The first tip that both Check Point and Bolster Research have endorsed is to examine and read URLs carefully. Small differences like a “.co” instead of “.com” or a longer URL containing “.com” in the beginning but actually ending in a different domain address might end up costing users more than they signed up for.
Small differences in the website’s layout could also be powerful indicators. While these sites are designed to replicate Amazon as much as possible, they cannot be a true likeness. Any discrepancies should be taken seriously and customers are urged to exit the site whenever such a case arises.
However, the most straight-forward safety measure is to start shopping at Amazon’s website or app itself, without using external links to reach the destination in the first place.

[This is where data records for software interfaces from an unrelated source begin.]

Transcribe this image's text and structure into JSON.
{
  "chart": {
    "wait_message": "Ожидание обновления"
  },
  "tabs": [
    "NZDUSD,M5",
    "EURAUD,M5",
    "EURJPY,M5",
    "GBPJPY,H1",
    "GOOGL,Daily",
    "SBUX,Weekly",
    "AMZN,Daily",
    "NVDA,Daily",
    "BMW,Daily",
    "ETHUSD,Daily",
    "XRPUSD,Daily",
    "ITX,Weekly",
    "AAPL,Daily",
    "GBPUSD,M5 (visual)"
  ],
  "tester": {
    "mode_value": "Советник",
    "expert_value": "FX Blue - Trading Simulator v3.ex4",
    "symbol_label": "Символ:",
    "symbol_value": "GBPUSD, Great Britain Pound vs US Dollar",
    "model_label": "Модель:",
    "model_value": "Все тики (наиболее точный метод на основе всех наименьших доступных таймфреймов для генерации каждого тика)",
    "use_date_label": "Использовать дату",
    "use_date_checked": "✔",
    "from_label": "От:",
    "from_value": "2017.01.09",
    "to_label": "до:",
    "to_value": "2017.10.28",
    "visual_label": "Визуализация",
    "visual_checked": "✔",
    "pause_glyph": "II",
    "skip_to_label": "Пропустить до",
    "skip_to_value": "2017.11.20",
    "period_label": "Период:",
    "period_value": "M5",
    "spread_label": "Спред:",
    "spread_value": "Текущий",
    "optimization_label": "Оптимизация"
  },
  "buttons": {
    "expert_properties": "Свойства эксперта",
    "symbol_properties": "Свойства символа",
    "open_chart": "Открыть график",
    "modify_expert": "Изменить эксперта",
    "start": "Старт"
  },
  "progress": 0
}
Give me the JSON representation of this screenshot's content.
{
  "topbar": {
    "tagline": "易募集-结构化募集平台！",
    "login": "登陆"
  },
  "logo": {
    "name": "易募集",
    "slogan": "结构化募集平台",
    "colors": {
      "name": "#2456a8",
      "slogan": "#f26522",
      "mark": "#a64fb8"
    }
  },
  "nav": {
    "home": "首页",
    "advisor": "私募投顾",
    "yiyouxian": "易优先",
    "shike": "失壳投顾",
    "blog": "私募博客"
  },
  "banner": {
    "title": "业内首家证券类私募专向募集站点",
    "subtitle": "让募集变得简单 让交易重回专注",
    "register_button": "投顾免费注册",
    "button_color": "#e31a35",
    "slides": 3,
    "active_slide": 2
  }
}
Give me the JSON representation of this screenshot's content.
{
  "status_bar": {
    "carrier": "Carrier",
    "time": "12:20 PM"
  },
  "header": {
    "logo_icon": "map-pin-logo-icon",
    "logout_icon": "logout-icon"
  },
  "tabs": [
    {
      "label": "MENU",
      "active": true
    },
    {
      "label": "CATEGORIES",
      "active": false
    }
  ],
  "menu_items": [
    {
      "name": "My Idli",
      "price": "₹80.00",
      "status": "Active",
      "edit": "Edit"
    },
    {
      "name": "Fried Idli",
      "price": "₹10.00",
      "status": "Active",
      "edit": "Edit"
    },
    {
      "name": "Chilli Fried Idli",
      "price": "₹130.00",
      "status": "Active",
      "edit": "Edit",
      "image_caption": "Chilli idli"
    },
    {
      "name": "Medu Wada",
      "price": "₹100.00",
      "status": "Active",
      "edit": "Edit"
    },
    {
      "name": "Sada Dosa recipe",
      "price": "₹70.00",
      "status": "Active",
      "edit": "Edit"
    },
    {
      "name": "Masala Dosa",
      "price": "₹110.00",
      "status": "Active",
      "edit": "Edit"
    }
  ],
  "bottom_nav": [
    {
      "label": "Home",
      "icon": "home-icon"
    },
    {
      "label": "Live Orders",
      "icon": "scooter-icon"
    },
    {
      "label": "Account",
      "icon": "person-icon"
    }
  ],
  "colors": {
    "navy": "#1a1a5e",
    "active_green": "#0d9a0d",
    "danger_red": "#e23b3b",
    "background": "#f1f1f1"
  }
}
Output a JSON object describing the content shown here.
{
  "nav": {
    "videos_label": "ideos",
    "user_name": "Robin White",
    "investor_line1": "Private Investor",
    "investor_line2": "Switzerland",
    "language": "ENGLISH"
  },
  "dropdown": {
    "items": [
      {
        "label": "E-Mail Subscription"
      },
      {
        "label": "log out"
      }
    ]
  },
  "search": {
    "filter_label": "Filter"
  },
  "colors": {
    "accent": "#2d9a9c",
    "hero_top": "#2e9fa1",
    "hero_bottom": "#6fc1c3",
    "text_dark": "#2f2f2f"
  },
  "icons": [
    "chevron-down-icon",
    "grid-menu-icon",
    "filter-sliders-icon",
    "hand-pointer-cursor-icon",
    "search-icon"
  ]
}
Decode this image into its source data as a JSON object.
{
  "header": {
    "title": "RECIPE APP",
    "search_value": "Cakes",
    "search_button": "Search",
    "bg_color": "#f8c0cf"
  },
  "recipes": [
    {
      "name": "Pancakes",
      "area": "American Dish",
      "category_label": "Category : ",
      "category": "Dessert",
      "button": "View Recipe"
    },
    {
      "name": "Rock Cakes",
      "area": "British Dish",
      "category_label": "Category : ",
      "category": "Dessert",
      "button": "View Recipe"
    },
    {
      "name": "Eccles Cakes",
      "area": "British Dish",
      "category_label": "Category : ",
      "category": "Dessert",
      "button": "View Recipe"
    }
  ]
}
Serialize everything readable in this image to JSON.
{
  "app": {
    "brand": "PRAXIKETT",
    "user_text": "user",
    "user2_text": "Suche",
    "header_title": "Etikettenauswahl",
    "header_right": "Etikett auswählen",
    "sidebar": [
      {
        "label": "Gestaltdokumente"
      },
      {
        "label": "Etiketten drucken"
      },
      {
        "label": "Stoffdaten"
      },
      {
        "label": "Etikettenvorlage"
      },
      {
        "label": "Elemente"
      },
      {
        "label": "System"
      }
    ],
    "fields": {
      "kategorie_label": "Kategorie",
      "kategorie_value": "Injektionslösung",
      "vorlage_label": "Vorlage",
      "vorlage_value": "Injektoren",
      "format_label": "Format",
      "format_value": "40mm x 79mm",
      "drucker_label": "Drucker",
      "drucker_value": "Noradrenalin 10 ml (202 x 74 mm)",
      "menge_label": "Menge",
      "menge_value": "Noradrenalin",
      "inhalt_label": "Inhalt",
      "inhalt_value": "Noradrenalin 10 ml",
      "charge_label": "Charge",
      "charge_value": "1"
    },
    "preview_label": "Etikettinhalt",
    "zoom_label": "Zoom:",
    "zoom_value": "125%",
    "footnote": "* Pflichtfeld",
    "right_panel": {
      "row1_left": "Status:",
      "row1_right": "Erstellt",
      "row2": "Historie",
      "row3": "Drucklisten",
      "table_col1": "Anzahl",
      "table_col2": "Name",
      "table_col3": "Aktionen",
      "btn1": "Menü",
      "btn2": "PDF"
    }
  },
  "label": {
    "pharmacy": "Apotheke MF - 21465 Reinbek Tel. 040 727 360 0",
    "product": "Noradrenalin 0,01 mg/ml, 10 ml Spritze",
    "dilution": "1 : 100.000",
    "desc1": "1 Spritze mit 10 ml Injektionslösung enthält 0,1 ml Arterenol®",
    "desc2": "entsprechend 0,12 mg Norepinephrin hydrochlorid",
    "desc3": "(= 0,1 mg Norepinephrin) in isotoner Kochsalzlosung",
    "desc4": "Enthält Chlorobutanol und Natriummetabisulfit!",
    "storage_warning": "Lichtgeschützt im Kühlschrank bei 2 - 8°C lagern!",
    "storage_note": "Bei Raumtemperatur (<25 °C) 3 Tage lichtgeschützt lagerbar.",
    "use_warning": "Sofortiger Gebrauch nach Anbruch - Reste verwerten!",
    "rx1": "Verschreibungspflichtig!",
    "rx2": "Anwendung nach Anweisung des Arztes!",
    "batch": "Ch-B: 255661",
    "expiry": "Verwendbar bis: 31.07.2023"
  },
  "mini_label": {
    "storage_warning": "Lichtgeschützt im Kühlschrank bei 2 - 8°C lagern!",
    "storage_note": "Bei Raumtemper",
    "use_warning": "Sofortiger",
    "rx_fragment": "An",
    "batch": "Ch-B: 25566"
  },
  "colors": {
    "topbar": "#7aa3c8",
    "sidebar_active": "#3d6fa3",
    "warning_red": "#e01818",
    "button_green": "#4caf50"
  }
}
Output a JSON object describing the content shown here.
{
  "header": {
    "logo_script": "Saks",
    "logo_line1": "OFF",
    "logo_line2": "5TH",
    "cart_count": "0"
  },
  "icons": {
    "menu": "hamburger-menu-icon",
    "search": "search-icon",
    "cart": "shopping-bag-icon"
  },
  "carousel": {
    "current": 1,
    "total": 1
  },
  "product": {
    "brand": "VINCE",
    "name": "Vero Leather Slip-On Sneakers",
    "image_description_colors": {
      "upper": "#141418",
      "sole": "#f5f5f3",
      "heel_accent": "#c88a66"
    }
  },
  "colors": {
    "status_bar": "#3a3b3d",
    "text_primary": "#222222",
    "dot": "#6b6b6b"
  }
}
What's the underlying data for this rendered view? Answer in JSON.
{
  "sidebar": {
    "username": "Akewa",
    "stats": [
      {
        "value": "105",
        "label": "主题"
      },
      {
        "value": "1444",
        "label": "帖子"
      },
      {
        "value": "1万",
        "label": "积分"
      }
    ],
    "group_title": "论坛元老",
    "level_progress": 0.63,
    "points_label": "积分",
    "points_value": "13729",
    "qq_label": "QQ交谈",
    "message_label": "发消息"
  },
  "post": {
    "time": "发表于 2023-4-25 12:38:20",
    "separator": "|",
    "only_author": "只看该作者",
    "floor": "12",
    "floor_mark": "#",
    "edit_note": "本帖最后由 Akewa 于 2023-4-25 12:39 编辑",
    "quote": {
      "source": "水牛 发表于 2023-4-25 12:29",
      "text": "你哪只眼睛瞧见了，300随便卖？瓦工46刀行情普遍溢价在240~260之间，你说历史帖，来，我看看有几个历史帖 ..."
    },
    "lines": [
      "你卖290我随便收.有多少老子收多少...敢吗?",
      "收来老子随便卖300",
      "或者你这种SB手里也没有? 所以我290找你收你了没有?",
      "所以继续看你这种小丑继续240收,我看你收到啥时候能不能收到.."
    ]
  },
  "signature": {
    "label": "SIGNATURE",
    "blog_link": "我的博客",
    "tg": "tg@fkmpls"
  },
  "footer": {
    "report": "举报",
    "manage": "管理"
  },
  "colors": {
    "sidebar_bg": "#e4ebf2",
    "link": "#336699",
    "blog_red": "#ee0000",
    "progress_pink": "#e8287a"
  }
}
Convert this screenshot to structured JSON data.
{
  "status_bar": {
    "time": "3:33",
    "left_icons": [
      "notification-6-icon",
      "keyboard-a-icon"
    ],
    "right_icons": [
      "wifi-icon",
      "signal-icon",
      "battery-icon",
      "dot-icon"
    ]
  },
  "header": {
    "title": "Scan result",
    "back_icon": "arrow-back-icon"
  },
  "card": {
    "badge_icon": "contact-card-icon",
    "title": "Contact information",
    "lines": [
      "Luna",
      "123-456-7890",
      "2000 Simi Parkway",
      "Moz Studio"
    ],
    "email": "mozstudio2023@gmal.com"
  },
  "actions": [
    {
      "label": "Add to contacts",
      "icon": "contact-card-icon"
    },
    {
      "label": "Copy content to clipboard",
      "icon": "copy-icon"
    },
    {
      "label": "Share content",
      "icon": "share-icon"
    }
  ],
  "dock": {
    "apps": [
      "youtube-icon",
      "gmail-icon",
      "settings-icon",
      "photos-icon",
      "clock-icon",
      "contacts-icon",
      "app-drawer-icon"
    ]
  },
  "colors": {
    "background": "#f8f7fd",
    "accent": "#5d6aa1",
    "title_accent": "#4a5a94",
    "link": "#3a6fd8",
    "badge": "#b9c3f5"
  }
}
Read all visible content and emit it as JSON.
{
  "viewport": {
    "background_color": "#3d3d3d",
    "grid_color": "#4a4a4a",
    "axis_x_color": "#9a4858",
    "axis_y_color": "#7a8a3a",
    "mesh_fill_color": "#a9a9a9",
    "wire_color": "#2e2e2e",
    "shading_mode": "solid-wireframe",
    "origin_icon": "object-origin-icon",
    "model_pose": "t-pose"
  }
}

Amazon promotes its best deals on the home page at any given time and this strategy becomes even more aggressive during yearly sales.
Another rule of thumb to internalize this sale season is to not fall for any deals that you feel are “too good to be true”. While Amazon does have massive discounts during this time, they also need to earn revenue and increase profits, as well as ensure their sellers are satisfied, thus, if a product known for its quality is being offered at, say, a 70-80% discount, it is likely that the link will not lead you to a good place.
Additionally, people should change their passwords ahead of the sales and ensure that it is a strong one, i.e., one that is sufficiently long, contains upper case and lower case alphabets, special characters, and numbers.
Customers are also advised against entering any new or unnecessary information while shopping. Making a purchase typically requires one’s name, phone number, shipping address, and payment details. Having to provide any more than this is a red flag. a good antidote might be to save all the details you will be using to make a purchase into your Amazon account before hand.
Lastly, customers should ensure they access the site via a safe or trusted network such as their home or office WiFi. Using public networks could render one vulnerable.
eCommerce Giants On Target?
E-commerce giants make up for an overwhelming share of the market. They overpower their competitors and independent small and medium businesses by leagues by being a one-stop-shop for every conceivable product one might be looking for.
Due to the pandemic, this foothold has strengthened even further, with people adopting online shopping more than ever before. 49% of customers have admitted to an increase in their online shopping activity as compared to pre-pandemic times. In the US, Amazon has already made sales crossing the $2 billion mark 130 times this year, as compared to only 2 such days in 2019, excluding the festival season. Thus, the frequency and the penetration of e-retail has increased and has thus made such websites’ databases one of the most desirable troves of sensitive information for cybercriminals.
A Blow For Festive Season Sales in India?
While no specific reports or warnings have been issued from the side of Amazon and Flipkart in India yet, it will be in everyone’s best interest to tread with caution and follow the tips mentioned above.
These precautions should also be taken while shopping at other websites in light of a recent breach in Magento, a cloud system used by many e-retailers to store business information. Many Indian stores were among the websites hacked.
The Amazon and Flipkart sales are the biggest e-retail events in India and both platforms combined sold items worth $3 billion during the 2019 festive season, breaking their records for all previous years.
Just like online shoppers, hackers are also excited about this festival season anticipating big gains. In a bid to make the most of Amazon Great Indian Festival or Flipkart Big Billion Day, don’t end up falling prey to hackers.